Missouri Looks at Update to Water Quality Rules

Article excerpt

ST. LOUIS * Tens of thousands of miles of Missouri rivers, streams and creeks would get protection from E. coli bacteria and other pollutants under a sweeping upgrade to water protection laws being considered by the state's Clean Water Commission.

The Environmental Protection Agency told the state more than a decade ago that it needed to update its water quality standards to comply with the federal Clean Water Act. After years of meetings, debate and two lawsuits that tried to force the EPA to implement the standards, the Department of Natural Resources has put forward a proposal that will be subject to a public hearing at 9 a.m. today in Jefferson City.

The commission, a seven-member citizen panel appointed by the governor, is expected to vote on the proposal at its November meeting. The new rules would put specific limits on pollutants in waters across the state and prompt small wastewater treatment facilities to treat their discharges.

If approved, the new standards are expected to take effect early next year.

The current proposal represents one of the broadest environmental rule makings in recent memory and one that most people involved in the process agree is long overdue.

While E. coli problems at Lake of the Ozarks and Kiefer Creek in St. Louis County called attention to water-quality problems in recent years, regulators and the public can't be sure whether other rivers, creeks and streams are safe because there are no numeric limits on pollution and no monitoring.

Roger Walker, a lawyer and executive director of Regform, an association of some of the state's biggest businesses that works on environmental compliance issues, said the rules need to be put in place or the state runs the risk of seeing the federal government take over responsibility for water quality.

"This stuff has been put on hold too long," he said. "We're at a tipping point here with respect to getting court involvement and EPA regional involvement. If we want to have a state program, and protect Missouri waters with Missouri resources and Missouri stakeholders, this is our opportunity to step up to the plate."

The Missouri Coalition for the Environment has pressed the state for more than a decade to update its water quality standards to comply with the Clean Water Act. The group twice filed lawsuits in an effort to force the EPA to step in and do the job.

In the most recent lawsuit, decided in February 2012, a federal judge sided with the EPA, saying the federal government has discretion on whether to implement water quality rules in Missouri. But the order also made clear that the state was in violation of the Clean Water Act.

'A MAJOR STEP'

The coalition says the proposal still falls short because it omits thousands of small and intermittent streams, headwaters and wetlands waters vital to protecting fish, shellfish and wildlife and human health. Today some of those water bodies, like those being protected, are choked with sediment or rife with bacteria.

St. Louis-area bodies of water that would remain unprotected under the proposed rules include Simpson Lake in west St. Louis County; a segment of Gravois Creek through Grant's Farm; part of Caulks Creek in north St. Louis County; and lakes at August A. Busch Memorial Conservation Area, according to the coalition.

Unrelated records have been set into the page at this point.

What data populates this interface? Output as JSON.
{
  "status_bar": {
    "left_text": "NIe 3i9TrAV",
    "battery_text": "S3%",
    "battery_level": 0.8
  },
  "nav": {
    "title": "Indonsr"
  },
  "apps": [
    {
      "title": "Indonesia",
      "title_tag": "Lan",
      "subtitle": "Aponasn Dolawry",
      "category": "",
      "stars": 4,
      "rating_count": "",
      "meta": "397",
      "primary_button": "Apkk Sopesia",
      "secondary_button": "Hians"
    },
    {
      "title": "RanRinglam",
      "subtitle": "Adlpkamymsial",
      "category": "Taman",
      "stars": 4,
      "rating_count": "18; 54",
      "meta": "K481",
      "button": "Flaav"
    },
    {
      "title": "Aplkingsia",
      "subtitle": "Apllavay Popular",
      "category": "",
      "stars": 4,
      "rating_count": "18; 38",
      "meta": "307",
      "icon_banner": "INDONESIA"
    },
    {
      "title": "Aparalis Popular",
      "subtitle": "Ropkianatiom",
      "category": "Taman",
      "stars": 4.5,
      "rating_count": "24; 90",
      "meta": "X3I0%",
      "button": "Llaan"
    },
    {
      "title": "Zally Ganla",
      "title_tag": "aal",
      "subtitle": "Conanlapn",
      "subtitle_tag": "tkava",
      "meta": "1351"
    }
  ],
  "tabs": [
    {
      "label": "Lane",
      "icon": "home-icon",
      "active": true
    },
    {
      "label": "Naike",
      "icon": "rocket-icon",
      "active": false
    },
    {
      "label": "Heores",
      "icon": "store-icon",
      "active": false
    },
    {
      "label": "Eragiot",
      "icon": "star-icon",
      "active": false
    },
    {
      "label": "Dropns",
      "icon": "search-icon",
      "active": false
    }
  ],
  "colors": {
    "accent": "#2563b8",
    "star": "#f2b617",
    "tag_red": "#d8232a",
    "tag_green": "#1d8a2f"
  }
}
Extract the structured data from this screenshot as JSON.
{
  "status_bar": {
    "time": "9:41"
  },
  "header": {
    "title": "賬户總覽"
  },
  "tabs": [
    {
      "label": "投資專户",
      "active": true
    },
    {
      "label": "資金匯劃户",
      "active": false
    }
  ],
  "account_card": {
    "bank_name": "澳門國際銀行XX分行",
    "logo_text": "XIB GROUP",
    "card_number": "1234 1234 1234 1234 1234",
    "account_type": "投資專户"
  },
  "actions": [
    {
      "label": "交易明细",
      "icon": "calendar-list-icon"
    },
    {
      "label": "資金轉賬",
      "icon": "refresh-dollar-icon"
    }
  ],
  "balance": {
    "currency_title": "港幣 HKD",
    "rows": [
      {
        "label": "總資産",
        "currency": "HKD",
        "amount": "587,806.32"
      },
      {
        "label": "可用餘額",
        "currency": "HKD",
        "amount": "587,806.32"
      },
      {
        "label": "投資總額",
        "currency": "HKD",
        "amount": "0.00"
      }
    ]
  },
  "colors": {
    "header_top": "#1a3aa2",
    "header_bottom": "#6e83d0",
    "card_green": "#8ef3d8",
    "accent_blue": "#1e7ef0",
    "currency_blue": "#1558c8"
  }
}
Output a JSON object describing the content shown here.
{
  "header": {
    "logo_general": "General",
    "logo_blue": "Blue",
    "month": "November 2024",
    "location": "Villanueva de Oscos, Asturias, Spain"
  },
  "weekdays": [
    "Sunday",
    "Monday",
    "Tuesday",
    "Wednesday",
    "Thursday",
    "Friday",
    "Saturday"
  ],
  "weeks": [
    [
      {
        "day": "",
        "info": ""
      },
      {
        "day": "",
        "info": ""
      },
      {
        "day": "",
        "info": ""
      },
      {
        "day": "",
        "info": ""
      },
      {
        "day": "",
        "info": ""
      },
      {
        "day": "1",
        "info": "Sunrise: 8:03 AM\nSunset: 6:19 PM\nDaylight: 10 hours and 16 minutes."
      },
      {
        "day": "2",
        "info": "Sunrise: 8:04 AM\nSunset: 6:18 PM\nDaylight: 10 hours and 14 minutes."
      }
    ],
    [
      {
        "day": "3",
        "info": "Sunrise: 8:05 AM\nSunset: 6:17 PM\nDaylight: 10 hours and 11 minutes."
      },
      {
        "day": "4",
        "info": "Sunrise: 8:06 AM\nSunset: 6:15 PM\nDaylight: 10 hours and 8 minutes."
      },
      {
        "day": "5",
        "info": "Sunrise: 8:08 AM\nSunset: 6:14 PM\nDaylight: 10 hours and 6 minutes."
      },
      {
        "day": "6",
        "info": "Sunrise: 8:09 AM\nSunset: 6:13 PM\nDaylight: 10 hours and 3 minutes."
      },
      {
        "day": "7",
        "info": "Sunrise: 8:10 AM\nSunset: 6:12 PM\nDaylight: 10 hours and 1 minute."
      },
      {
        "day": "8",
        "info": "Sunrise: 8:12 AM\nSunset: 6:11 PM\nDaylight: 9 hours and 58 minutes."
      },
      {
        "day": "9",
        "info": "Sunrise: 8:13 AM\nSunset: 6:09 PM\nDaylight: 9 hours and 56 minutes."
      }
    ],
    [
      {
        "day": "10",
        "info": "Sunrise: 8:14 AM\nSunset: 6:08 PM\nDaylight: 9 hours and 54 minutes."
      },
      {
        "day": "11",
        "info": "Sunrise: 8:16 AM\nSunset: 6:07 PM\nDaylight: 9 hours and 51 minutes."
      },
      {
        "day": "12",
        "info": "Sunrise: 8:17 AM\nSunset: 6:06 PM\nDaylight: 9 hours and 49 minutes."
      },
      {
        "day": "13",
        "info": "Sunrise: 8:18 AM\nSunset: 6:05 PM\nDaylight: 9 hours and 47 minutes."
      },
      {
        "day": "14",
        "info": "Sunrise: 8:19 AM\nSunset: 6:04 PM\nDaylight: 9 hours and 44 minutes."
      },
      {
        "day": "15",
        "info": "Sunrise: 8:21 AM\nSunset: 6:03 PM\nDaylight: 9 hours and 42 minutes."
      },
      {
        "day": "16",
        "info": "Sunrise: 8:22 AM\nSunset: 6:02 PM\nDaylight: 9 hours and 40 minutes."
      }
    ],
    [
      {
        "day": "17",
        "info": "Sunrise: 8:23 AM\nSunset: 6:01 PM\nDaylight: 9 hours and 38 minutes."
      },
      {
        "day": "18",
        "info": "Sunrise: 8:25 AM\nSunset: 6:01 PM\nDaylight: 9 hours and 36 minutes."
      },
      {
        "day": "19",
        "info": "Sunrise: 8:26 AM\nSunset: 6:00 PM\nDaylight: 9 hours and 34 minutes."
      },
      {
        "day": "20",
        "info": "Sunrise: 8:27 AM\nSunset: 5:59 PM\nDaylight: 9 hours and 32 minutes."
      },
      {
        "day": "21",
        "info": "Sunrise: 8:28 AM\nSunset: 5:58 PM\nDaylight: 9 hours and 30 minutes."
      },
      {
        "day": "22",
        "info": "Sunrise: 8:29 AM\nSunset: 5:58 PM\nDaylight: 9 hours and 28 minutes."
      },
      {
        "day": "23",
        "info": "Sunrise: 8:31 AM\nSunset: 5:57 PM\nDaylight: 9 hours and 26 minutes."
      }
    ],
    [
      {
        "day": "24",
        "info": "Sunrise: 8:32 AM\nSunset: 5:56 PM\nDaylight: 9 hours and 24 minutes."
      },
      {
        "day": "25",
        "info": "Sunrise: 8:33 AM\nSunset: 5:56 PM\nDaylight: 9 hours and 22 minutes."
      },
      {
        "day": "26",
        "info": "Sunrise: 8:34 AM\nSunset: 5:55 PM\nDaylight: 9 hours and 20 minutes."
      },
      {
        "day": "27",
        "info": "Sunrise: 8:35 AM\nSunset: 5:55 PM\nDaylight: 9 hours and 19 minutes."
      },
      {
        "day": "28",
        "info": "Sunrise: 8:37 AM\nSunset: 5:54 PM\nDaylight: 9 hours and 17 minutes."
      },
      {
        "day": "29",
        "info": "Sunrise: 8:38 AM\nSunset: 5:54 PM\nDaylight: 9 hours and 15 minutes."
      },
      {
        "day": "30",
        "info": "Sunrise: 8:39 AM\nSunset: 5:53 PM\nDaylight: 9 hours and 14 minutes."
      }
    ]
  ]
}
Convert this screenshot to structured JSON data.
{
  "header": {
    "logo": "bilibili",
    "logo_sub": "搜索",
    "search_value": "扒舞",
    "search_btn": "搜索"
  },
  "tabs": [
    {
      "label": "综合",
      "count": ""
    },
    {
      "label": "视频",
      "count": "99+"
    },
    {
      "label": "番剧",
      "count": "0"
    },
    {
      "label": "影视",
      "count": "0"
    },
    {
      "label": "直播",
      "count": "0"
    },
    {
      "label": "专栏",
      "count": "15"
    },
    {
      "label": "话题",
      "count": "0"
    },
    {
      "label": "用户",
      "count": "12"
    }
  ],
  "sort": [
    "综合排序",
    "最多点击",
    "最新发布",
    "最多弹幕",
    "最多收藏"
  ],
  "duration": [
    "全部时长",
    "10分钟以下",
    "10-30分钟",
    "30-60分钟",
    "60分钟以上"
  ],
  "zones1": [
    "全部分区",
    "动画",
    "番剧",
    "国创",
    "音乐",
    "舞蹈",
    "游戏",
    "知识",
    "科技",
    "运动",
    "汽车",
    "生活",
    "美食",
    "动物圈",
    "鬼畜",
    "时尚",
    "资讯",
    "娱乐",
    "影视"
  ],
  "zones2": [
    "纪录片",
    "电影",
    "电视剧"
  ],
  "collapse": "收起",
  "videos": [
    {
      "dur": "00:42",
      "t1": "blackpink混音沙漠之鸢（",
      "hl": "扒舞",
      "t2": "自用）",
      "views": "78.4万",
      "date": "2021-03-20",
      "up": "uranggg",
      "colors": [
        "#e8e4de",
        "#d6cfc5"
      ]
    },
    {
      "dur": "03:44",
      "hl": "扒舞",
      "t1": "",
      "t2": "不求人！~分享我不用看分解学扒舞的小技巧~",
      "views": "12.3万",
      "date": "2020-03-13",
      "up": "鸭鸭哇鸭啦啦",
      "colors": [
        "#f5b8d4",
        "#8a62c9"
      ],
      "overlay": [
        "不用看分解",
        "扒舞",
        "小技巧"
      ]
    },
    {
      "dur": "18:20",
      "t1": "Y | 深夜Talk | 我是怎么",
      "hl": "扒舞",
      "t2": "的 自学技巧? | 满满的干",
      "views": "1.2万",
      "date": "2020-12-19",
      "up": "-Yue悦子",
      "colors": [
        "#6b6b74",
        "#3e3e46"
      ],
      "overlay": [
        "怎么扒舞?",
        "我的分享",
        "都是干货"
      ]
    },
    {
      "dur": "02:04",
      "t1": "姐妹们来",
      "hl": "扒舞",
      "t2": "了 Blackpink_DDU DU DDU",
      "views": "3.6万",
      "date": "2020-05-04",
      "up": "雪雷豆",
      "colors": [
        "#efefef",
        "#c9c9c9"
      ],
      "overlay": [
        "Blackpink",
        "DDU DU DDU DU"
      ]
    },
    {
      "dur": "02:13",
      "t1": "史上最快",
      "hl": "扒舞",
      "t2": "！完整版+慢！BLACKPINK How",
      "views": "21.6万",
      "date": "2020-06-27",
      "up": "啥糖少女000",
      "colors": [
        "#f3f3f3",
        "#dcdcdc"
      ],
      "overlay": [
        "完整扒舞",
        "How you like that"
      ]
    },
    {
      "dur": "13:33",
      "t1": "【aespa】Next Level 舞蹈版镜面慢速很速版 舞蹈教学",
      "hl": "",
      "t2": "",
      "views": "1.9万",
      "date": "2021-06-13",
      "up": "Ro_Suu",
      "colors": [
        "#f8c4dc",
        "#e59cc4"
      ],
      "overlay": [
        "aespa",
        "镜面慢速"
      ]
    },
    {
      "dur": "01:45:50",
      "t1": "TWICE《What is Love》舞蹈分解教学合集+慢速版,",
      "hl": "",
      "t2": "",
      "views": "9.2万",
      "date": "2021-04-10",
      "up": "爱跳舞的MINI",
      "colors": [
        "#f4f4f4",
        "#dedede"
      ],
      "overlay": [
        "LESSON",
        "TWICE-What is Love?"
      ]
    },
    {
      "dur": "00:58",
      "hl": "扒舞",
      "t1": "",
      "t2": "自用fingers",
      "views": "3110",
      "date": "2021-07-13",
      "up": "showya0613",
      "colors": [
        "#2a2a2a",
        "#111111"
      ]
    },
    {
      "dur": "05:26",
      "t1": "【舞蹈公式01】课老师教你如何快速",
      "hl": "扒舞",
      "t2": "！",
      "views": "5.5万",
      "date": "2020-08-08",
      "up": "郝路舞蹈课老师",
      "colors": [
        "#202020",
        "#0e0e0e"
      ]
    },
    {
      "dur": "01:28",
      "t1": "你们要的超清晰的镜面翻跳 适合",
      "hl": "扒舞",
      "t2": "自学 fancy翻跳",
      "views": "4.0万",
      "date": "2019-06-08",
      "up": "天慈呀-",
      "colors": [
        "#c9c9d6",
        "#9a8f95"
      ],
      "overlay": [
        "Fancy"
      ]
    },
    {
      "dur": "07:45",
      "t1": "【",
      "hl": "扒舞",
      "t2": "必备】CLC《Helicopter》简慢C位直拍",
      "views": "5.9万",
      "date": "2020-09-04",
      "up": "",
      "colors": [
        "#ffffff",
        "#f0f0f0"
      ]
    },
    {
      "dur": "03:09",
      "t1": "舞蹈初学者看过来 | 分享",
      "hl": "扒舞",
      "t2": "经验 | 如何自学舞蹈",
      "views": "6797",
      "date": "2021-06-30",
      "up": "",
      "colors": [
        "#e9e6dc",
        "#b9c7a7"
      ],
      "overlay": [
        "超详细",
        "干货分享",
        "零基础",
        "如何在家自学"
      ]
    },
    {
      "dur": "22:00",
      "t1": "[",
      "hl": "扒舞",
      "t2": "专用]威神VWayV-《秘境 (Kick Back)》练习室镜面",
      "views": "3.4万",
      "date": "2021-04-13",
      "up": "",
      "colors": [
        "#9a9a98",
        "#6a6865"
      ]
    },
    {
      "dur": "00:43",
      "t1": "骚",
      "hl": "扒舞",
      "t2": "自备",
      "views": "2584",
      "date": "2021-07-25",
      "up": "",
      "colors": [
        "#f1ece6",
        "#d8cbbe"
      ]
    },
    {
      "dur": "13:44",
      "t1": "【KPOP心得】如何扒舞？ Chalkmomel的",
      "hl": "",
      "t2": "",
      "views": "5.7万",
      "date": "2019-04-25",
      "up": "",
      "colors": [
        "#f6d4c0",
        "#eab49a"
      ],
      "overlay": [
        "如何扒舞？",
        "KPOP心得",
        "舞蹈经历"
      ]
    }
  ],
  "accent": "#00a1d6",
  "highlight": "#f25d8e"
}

Though the group wants the rule to cover additional bodies of water, it is supporting the rules.

"It's a major step in the right direction," said Peter Goode, an environmental engineer with Washington University's Interdisciplinary Environmental Law Clinic, which is providing legal counsel to the coalition.

While the EPA hasn't yet chosen to step in and promulgate water quality regulations in Missouri, the agency has been a constant presence during the rulemaking process. …